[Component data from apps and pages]
· · · · ·

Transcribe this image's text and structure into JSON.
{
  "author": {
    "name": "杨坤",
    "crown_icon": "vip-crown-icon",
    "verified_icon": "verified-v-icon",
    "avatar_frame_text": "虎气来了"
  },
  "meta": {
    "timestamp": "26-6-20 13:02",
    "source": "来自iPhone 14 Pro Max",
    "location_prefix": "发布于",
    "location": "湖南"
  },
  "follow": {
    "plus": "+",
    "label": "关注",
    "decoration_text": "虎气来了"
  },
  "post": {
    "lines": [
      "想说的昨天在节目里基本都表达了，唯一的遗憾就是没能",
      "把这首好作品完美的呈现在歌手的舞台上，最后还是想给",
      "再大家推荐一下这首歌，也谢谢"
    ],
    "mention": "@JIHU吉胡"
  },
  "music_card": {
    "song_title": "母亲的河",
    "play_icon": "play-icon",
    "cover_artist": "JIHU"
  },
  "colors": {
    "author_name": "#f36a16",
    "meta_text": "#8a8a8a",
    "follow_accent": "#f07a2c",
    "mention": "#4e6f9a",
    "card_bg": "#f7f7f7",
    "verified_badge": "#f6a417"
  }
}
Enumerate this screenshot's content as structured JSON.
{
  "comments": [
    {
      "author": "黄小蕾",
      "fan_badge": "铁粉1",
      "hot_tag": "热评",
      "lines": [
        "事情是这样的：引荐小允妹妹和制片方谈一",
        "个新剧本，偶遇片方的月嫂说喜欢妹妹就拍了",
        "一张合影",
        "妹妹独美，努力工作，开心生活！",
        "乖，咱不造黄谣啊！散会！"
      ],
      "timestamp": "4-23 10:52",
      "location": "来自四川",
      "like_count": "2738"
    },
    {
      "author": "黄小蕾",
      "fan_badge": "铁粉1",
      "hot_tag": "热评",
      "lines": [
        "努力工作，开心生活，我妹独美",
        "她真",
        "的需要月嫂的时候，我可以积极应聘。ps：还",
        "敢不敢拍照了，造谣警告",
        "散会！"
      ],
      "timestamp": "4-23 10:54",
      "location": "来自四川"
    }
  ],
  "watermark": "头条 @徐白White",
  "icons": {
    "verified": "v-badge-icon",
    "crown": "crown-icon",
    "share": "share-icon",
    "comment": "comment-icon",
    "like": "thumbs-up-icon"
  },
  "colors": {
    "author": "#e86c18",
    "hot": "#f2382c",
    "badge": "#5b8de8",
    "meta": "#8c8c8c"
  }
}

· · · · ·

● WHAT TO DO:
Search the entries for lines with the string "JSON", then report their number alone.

● WRITTEN ANSWER:
2